There are certain moments in time that remain suspended in our minds as if they had just happened yesterday. Some of them tragic, like watching the twin towers fall. Some are wonderful, like seeing the first man walk on the moon. Moments like these are memorable, not just because they change the world around us, but because of the change they create inside of us.
There are also those moments of change caused by things that are much closer to home. The moment you lost a loved one. Or the day you were married. Or the time you held your first child.
And then there are moments that aren't brought on by an external tragedy or joyous event. These moments aren't shared with the world, or perhaps even your family at the time. They are moments of realization and recognition, hope and understanding, or a decision that brings a very real change in yourself. And you know you will never be the same.
I had one of these moments last year. It was the moment I became a writer.
It wasn't in a workshop, or at a conference, or a book signing, or at my desk in front of my computer. It wasn't while listening to the encouragement of my husband, a friend, or a fellow writer. It wasn't when I finished the first draft of my soon-to-be rejected manuscript. And it wasn't when it was finally accepted.
It was before any of that.
It was while I was alone, swinging on that middle swing, on a chilly, clear, fall night when, for the first time, I thought to myself, "I think I can really do this. I think I can write." And I believed myself.

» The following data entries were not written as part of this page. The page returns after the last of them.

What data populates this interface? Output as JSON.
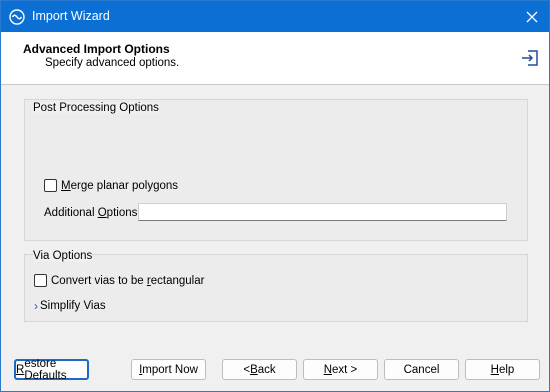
{
  "window": {
    "title": "Import Wizard"
  },
  "header": {
    "title": "Advanced Import Options",
    "subtitle": "Specify advanced options."
  },
  "post_processing": {
    "label": "Post Processing Options",
    "merge_label_pre": "",
    "merge_label_mn": "M",
    "merge_label_post": "erge planar polygons",
    "merge_checked": false,
    "additional_label_pre": "Additional ",
    "additional_label_mn": "O",
    "additional_label_post": "ptions",
    "additional_value": ""
  },
  "via_options": {
    "label": "Via Options",
    "convert_label_pre": "Convert vias to be ",
    "convert_label_mn": "r",
    "convert_label_post": "ectangular",
    "convert_checked": false,
    "simplify_label": "Simplify Vias"
  },
  "buttons": {
    "restore_pre": "",
    "restore_mn": "R",
    "restore_post": "estore Defaults",
    "import_pre": "",
    "import_mn": "I",
    "import_post": "mport Now",
    "back_pre": "< ",
    "back_mn": "B",
    "back_post": "ack",
    "next_pre": "",
    "next_mn": "N",
    "next_post": "ext >",
    "cancel": "Cancel",
    "help_pre": "",
    "help_mn": "H",
    "help_post": "elp"
  }
}
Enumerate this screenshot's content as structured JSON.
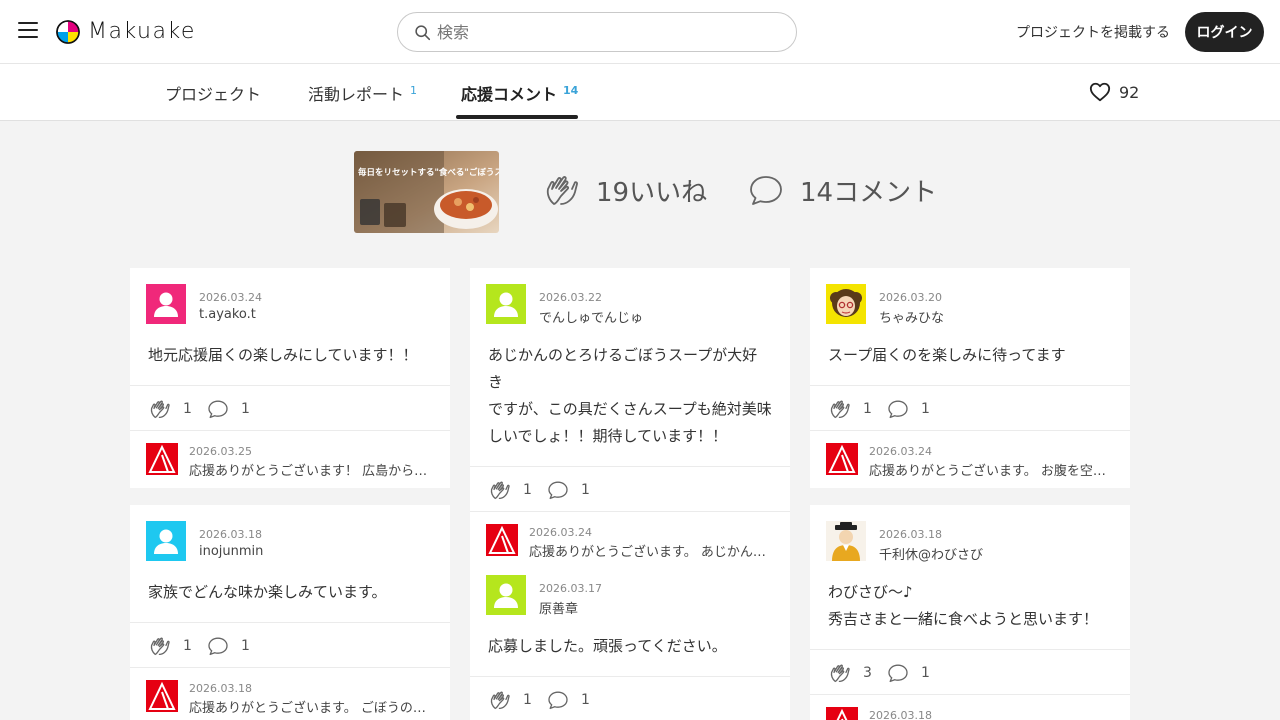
{
  "header": {
    "logo_text": "Makuake",
    "search_placeholder": "検索",
    "post_project_label": "プロジェクトを掲載する",
    "login_label": "ログイン"
  },
  "tabs": [
    {
      "label": "プロジェクト",
      "count": ""
    },
    {
      "label": "活動レポート",
      "count": "1"
    },
    {
      "label": "応援コメント",
      "count": "14"
    }
  ],
  "favorite_count": "92",
  "summary": {
    "likes": "19いいね",
    "comments": "14コメント",
    "thumbnail_caption": "毎日をリセットする\"食べる\"ごぼうスープ、誕生"
  },
  "cards": [
    {
      "date": "2026.03.24",
      "user": "t.ayako.t",
      "body": "地元応援届くの楽しみにしています！！",
      "likes": "1",
      "comments": "1",
      "reply_date": "2026.03.25",
      "reply_text": "応援ありがとうございます！ 広島から…"
    },
    {
      "date": "2026.03.18",
      "user": "inojunmin",
      "body": "家族でどんな味か楽しみています。",
      "likes": "1",
      "comments": "1",
      "reply_date": "2026.03.18",
      "reply_text": "応援ありがとうございます。 ごぼうの…"
    },
    {
      "date": "2026.03.22",
      "user": "でんしゅでんじゅ",
      "body": "あじかんのとろけるごぼうスープが大好き\nですが、この具だくさんスープも絶対美味\nしいでしょ！！期待しています！！",
      "likes": "1",
      "comments": "1",
      "reply_date": "2026.03.24",
      "reply_text": "応援ありがとうございます。 あじかん…"
    },
    {
      "date": "2026.03.17",
      "user": "原善章",
      "body": "応募しました。頑張ってください。",
      "likes": "1",
      "comments": "1"
    },
    {
      "date": "2026.03.20",
      "user": "ちゃみひな",
      "body": "スープ届くのを楽しみに待ってます",
      "likes": "1",
      "comments": "1",
      "reply_date": "2026.03.24",
      "reply_text": "応援ありがとうございます。 お腹を空…"
    },
    {
      "date": "2026.03.18",
      "user": "千利休@わびさび",
      "body": "わびさび〜♪\n秀吉さまと一緒に食べようと思います！",
      "likes": "3",
      "comments": "1",
      "reply_date": "2026.03.18"
    }
  ],
  "colors": {
    "accent_blue": "#3aa3d8",
    "pink_avatar": "#f0287a",
    "lime_avatar": "#b5e61d",
    "cyan_avatar": "#1ec8f0",
    "reply_red": "#e60012"
  }
}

That was the moment I changed. I shifted from a person that writes, to a writer. Everything that's happened afterwards has been wonderful, but nothing yet has been as dear to me as that one moment in time where I felt like I became real. Like the Veleveteen Rabbit. I was the Velveteen writer. And I was changed forever.
I wasn't changed because of the path my writing took me on. That certainly was the product of hard-work, a lot of luck, and even more divine intervention. I changed because I allowed myself to believe that I was something more than my doubts and fears had allowed me to believe. When I thought those words, that I really could be a writer, and I allowed myself to believe in those words--to have faith in and trust myself--that is when something settled inside of me and I felt it.
I'll admit, it grates on my nerves when I hear people say, "All you have to do is believe in yourself and all your dreams come true." It's not true. Just because you want something, or even believe it will happen, doesn't' mean it will. Much of life is out of our control. We can be the finest artist, the best cook, or the funniest person in the world, but the world might never know it if circumstances out of our control don't allow.
But, what I do know is that when you allow yourself to believe in yourself, to trust have faith in yourself, and to trust yourself, even though the scenery of your life might not change, you will have changed.
Happiness doesn't lie in what happens to you, but in how you feel about yourself. I'm not just talking about self-esteem here. I'm talking about truly believing that you are capable of doing something. Whether or not it actually happens is different. But you can know it about yourself, and that knowledge, that faith and belief in yourself, is what will bring you the greatest joy.
Belief is powerful.It makes things real. That's why, for me, the moment to believe I was a writer is so special to me. It stands out as a very real moment in time where I chose to believe in that part of myself, and it changed me forever.